UK bill aims for greater clarity
The UK government is set to strengthen occupational pensions under new measures introduced in its pensions and social security bill in December. The bill proposes a third of all scheme trustees be member nominated.
Scheme members should also be provided with clear information on what their probable pension entitlement will be, with scheme procedure information made freely available.
Furthermore, greater accountability will be required from occupational plans for scheme wind-ups, with the Occupational Pensions Regulatory Authority (OPRA) given a supervisory role in any fund insolvency.
And all parties involved in a dispute will be given an equal hearing before the pensions ombudsman.
Pensions minister Jeff Rooker, comments: “We’re introducing these measures because we recognise the important role that occupational pension schemes play in providing security in retirement. We want to encourage more employers to provide occupational pension schemes and more employees to join them.”
The bill also proposes calculation methods for the new state second pension (S2P) – the replacement for the state earnings related pension scheme.
Employees earning below the low earnings limit (LEL) for 1999/2000 will be treated on an earnings platform of £9,500 (e15,000)for the year. The same rule will apply for workers entitled to invalidity care.
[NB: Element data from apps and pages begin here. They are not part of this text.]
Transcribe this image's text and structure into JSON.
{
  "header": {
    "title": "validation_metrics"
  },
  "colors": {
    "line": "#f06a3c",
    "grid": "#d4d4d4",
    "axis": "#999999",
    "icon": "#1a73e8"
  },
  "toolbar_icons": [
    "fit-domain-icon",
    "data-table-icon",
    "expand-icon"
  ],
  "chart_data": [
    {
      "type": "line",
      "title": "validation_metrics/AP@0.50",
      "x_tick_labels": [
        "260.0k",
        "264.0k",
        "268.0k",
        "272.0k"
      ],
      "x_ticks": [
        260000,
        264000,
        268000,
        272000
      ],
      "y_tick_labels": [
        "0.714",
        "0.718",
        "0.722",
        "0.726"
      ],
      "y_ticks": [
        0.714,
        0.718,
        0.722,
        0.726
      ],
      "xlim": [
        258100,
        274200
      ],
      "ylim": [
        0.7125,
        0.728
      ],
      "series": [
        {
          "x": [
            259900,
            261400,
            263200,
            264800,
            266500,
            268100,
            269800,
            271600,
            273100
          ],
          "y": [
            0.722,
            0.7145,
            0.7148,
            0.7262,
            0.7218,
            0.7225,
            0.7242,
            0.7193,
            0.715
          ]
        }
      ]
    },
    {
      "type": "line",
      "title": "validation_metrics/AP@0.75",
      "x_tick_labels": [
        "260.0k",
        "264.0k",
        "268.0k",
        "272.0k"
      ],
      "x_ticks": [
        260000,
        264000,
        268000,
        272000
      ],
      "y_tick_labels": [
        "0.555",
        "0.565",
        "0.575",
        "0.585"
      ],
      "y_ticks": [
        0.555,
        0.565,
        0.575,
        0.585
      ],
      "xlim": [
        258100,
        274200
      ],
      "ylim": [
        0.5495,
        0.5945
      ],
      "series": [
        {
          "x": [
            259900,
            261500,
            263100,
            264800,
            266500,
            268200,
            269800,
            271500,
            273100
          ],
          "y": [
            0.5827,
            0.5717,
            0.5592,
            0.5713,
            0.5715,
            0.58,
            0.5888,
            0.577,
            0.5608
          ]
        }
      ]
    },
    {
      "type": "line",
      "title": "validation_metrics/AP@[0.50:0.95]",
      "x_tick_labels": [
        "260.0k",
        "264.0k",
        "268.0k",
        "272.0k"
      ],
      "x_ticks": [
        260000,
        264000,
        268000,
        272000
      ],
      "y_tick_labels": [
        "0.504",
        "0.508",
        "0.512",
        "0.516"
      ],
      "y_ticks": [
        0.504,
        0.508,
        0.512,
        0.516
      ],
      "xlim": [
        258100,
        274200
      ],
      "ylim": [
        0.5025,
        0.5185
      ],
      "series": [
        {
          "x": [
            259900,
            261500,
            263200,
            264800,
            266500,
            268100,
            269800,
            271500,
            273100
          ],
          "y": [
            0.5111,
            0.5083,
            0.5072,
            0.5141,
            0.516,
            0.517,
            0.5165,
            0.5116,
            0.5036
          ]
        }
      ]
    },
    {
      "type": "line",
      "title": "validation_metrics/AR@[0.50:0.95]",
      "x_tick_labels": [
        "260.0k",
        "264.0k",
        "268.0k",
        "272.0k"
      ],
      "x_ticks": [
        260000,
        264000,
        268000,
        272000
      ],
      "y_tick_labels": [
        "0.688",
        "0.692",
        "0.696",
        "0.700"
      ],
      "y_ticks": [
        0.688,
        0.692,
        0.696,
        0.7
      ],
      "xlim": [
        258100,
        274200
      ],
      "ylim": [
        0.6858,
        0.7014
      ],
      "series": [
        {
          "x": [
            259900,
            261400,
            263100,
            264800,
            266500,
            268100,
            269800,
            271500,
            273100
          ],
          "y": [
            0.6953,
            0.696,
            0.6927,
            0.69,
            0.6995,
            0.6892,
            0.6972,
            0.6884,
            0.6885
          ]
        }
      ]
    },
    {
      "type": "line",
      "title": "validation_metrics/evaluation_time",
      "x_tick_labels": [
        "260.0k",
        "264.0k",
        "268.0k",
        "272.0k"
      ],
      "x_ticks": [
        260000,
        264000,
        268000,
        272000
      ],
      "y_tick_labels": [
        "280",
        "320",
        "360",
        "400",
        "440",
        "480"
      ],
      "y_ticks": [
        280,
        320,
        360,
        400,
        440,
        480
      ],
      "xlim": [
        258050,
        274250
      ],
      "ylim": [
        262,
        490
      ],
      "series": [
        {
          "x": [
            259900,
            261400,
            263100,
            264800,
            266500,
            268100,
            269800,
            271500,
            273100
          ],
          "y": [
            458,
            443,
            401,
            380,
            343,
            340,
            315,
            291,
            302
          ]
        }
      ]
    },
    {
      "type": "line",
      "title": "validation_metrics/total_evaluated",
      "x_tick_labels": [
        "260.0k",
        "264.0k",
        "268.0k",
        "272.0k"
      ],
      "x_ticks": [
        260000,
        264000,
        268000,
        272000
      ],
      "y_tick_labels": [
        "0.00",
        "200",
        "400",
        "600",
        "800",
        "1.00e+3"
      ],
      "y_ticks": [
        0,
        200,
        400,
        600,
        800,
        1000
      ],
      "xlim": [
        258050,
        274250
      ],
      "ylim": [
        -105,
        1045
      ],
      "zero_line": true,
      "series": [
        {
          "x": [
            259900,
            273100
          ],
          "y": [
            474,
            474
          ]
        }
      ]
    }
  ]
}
Suggested accrual rates then shift from 40% on earnings between LEL and £9,500; 10% on earnings from £9,500 and £21,600, and 20% above £21,600 to the upper earnings limit of £26,000.
Another suggestion is a rebate to personal pensions with non-occupational stakeholder pensions enhanced to reflect the S2P accrual rate.
Occupational plans should be rebated at the SERPS accrual rate of 20% on earnings above the LEL, with a top-up provided to individuals in contracted-out pensions earning up to £9,500 and extended to those earning up to £21,600. Provision is also made for stage two of S2P – to be introduced once stakeholder pensions are established – whereby all employees earning above LEL will be treated as if they earned the basic £9,500 and a 40% accrual rate applied.
Rooker adds that the proposals directly target low earners who may be unsure whether they are better with a private pension than in the state scheme. “We propose that people on lower earnings should get a top-up via the state scheme on the difference between their actual earnings and £9,500.” Hugh Wheelan